Yes, honey bees do eat fruit!
But the answer is so much more complex than that. Honey bees will love ripe fruit the most when they are in nectar dearth.
Honey bees will feast on almost any piece of fruit. They are known to eat: plums, peaches, grapes, apples, figs and pears. The debate among beekeepers is if the bees drill a hole within the fruit or use a hole created by another insect. The breaks could be caused by wasp, stink bug, beetle, bird or any other insect/animal.
Some of the beekeeping information I have read in articles and forums on Beesource, Gardenweb and other blogs that contained ardent debates on whether honey bees are physically capable of penetrating the skin of fruits. Beekeepers have tested this theory by placing grapes in the beehive. The beekeepers would also cover the grape in honey. After time has passed, the grape would be intact stuck to the wall with no honey.
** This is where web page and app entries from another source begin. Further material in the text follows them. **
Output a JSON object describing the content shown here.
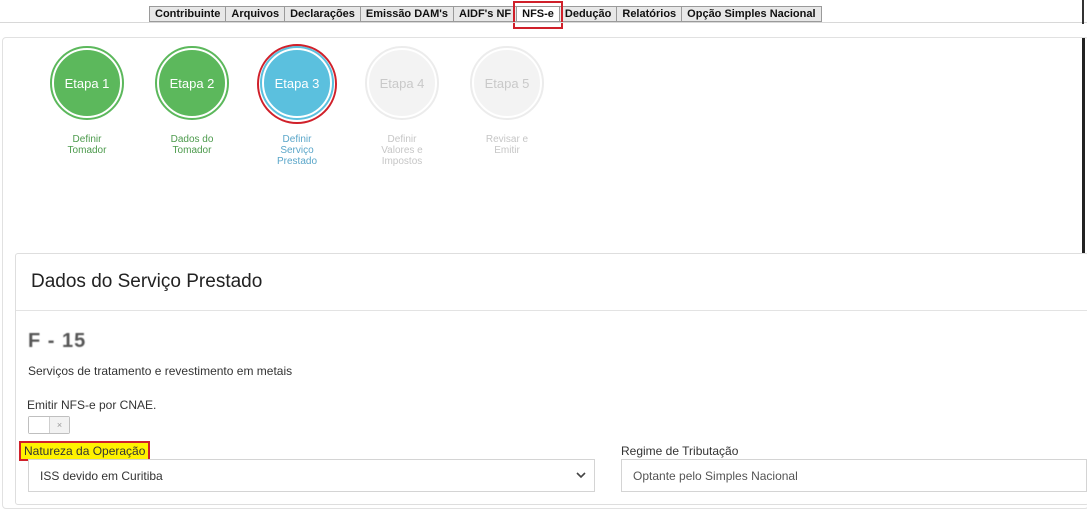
{
  "menu": {
    "items": [
      "Contribuinte",
      "Arquivos",
      "Declarações",
      "Emissão DAM's",
      "AIDF's NF",
      "NFS-e",
      "Dedução",
      "Relatórios",
      "Opção Simples Nacional"
    ],
    "active": "NFS-e"
  },
  "steps": [
    {
      "circle": "Etapa 1",
      "label": [
        "Definir",
        "Tomador"
      ],
      "state": "done"
    },
    {
      "circle": "Etapa 2",
      "label": [
        "Dados do",
        "Tomador"
      ],
      "state": "done"
    },
    {
      "circle": "Etapa 3",
      "label": [
        "Definir",
        "Serviço",
        "Prestado"
      ],
      "state": "current"
    },
    {
      "circle": "Etapa 4",
      "label": [
        "Definir",
        "Valores e",
        "Impostos"
      ],
      "state": "todo"
    },
    {
      "circle": "Etapa 5",
      "label": [
        "Revisar e",
        "Emitir"
      ],
      "state": "todo"
    }
  ],
  "panel": {
    "title": "Dados do Serviço Prestado",
    "code": "F - 15",
    "description": "Serviços de tratamento e revestimento em metais",
    "cnae_label": "Emitir NFS-e por CNAE.",
    "toggle_off_icon": "×",
    "natureza_label": "Natureza da Operação",
    "natureza_value": "ISS devido em Curitiba",
    "regime_label": "Regime de Tributação",
    "regime_value": "Optante pelo Simples Nacional"
  },
  "colors": {
    "done": "#5cb85c",
    "current": "#5bc0de",
    "todo": "#f3f3f3",
    "highlight": "#d0202a",
    "marker": "#fff200"
  }
}
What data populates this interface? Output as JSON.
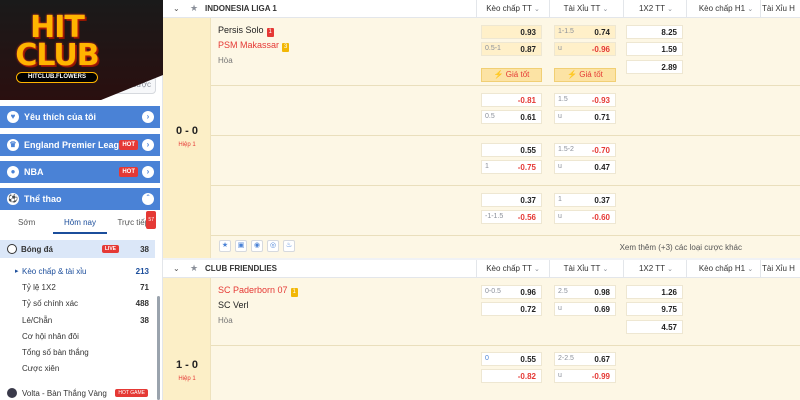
{
  "logo": {
    "title": "HIT CLUB",
    "subtitle": "HITCLUB.FLOWERS"
  },
  "search": {
    "placeholder": "ảng cược"
  },
  "sidebar": {
    "nav": [
      {
        "label": "Yêu thích của tôi",
        "icon": "heart-icon"
      },
      {
        "label": "England Premier League",
        "icon": "trophy-icon",
        "badge": "HOT"
      },
      {
        "label": "NBA",
        "icon": "basketball-icon",
        "badge": "HOT"
      },
      {
        "label": "Thể thao",
        "icon": "sports-icon"
      }
    ],
    "tabs": [
      {
        "label": "Sớm"
      },
      {
        "label": "Hôm nay"
      },
      {
        "label": "Trực tiếp",
        "badge": "57"
      }
    ],
    "sport": {
      "label": "Bóng đá",
      "live": "LIVE",
      "count": "38"
    },
    "markets": [
      {
        "label": "Kèo chấp & tài xỉu",
        "count": "213"
      },
      {
        "label": "Tỷ lệ 1X2",
        "count": "71"
      },
      {
        "label": "Tỷ số chính xác",
        "count": "488"
      },
      {
        "label": "Lẻ/Chẵn",
        "count": "38"
      },
      {
        "label": "Cơ hội nhân đôi",
        "count": ""
      },
      {
        "label": "Tổng số bàn thắng",
        "count": ""
      },
      {
        "label": "Cược xiên",
        "count": ""
      }
    ],
    "volta": {
      "label": "Volta - Bàn Thắng Vàng",
      "badge": "HOT GAME"
    }
  },
  "columns": [
    "Kèo chấp TT",
    "Tài Xỉu TT",
    "1X2 TT",
    "Kèo chấp H1",
    "Tài Xỉu H"
  ],
  "leagues": [
    {
      "name": "INDONESIA LIGA 1",
      "match": {
        "score": "0 - 0",
        "period": "Hiệp 1",
        "home": "Persis Solo",
        "home_tag": "1",
        "away": "PSM Makassar",
        "away_tag": "3",
        "draw": "Hòa",
        "best_label": "Giá tốt",
        "rows": [
          {
            "hdp": [
              "",
              "0.93",
              "0.5-1",
              "0.87"
            ],
            "ou": [
              "1-1.5",
              "0.74",
              "u",
              "-0.96"
            ],
            "x12": [
              "8.25",
              "1.59",
              "2.89"
            ]
          },
          {
            "hdp": [
              "",
              "-0.81",
              "0.5",
              "0.61"
            ],
            "ou": [
              "1.5",
              "-0.93",
              "u",
              "0.71"
            ]
          },
          {
            "hdp": [
              "",
              "0.55",
              "1",
              "-0.75"
            ],
            "ou": [
              "1.5-2",
              "-0.70",
              "u",
              "0.47"
            ]
          },
          {
            "hdp": [
              "",
              "0.37",
              "-1-1.5",
              "-0.56"
            ],
            "ou": [
              "1",
              "0.37",
              "u",
              "-0.60"
            ]
          }
        ],
        "more": "Xem thêm (+3) các loại cược khác"
      }
    },
    {
      "name": "CLUB FRIENDLIES",
      "match": {
        "score": "1 - 0",
        "period": "Hiệp 1",
        "home": "SC Paderborn 07",
        "home_tag": "1",
        "away": "SC Verl",
        "away_tag": "",
        "draw": "Hòa",
        "rows": [
          {
            "hdp": [
              "0-0.5",
              "0.96",
              "",
              "0.72"
            ],
            "ou": [
              "2.5",
              "0.98",
              "u",
              "0.69"
            ],
            "x12": [
              "1.26",
              "9.75",
              "4.57"
            ]
          },
          {
            "hdp": [
              "0",
              "0.55",
              "",
              "-0.82"
            ],
            "ou": [
              "2-2.5",
              "0.67",
              "u",
              "-0.99"
            ]
          }
        ]
      }
    }
  ]
}
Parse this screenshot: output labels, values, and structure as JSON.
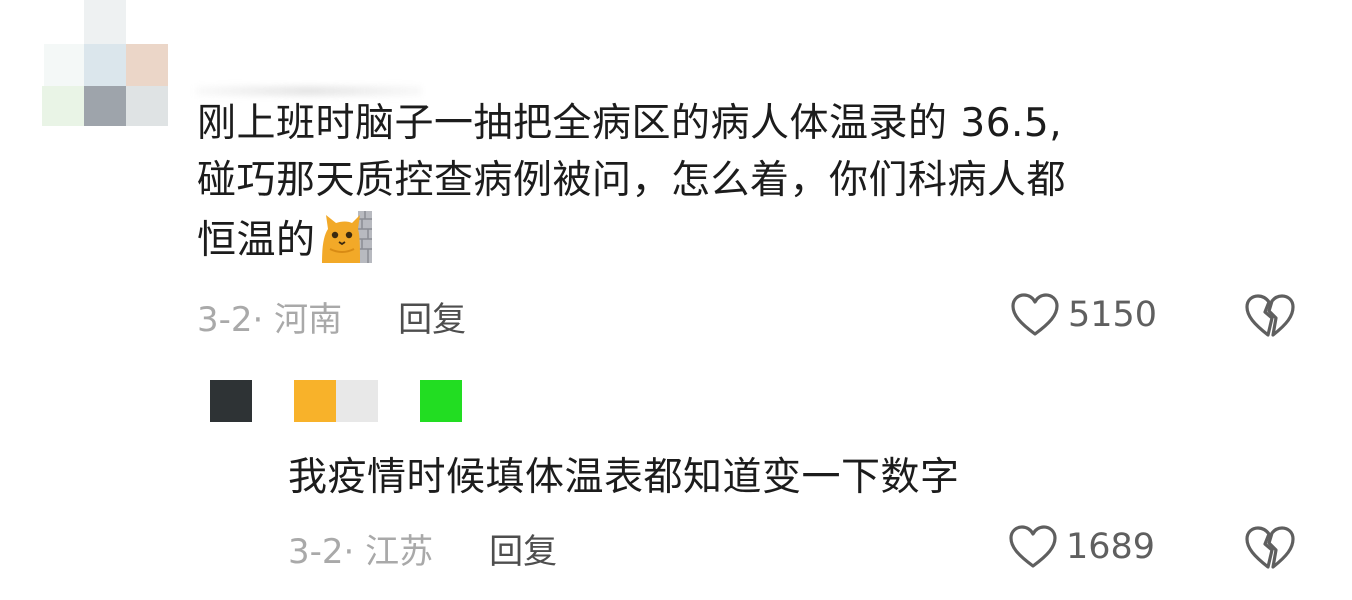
{
  "comment": {
    "lines": [
      "刚上班时脑子一抽把全病区的病人体温录的 36.5,",
      "碰巧那天质控查病例被问，怎么着，你们科病人都",
      "恒温的"
    ],
    "emoji": "cat-peeking-emoji",
    "date_location": "3-2· 河南",
    "reply_label": "回复",
    "likes": "5150",
    "avatar_colors": [
      "#f4f8f7",
      "#dbe6ec",
      "#ebd6c8",
      "#e9f4e6",
      "#9ea4ab",
      "#dfe3e4"
    ]
  },
  "reply": {
    "text": "我疫情时候填体温表都知道变一下数字",
    "date_location": "3-2· 江苏",
    "reply_label": "回复",
    "likes": "1689",
    "avatar_colors": [
      "#2e3335",
      "#f8b22a",
      "#e8e8e8",
      "#22dd22"
    ]
  },
  "icons": {
    "like": "heart-outline-icon",
    "dislike": "broken-heart-icon"
  }
}
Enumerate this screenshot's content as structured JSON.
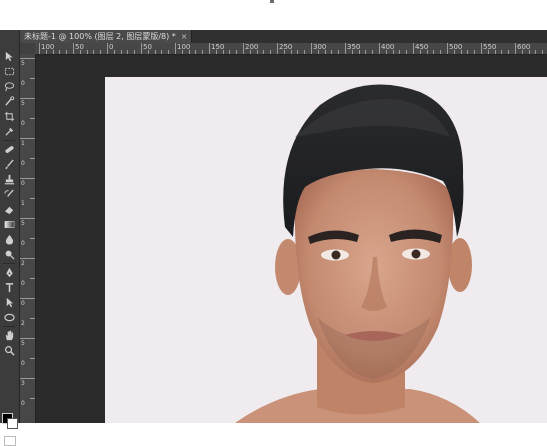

Orchard keepers say that bees can bite through fruit while bee keepers say they can’t. We also know that bees can bite enemies when they enemy are too small. Bees can penetrate the outside shell of a wax moth larva. If they can bite through larva, why can’t they bite through a tender piece of fruit skin.
Honey bees almost always like their fruit ripe. The fruit is the sweetest when it is slightly overripe. Bees can tell if the fruit is sweet by a fragrance the fruit gives out that bees can sense. This odor allows bees to pinpoint a food source that is nearby.
People often believe that bees only get their food from flowers but that isn’t the case. Bees can also get food from non-flower sources. When bees find a non-flower food source, it can be characterized by a break in the fruit’s skin.
Summer is hot and bees are searching everywhere for food. One day when I was picking peaches, I saw a ton of bees swarming around my trees. The bees must have followed the odor.
Shown here is an image of my bees eating a rotten peach.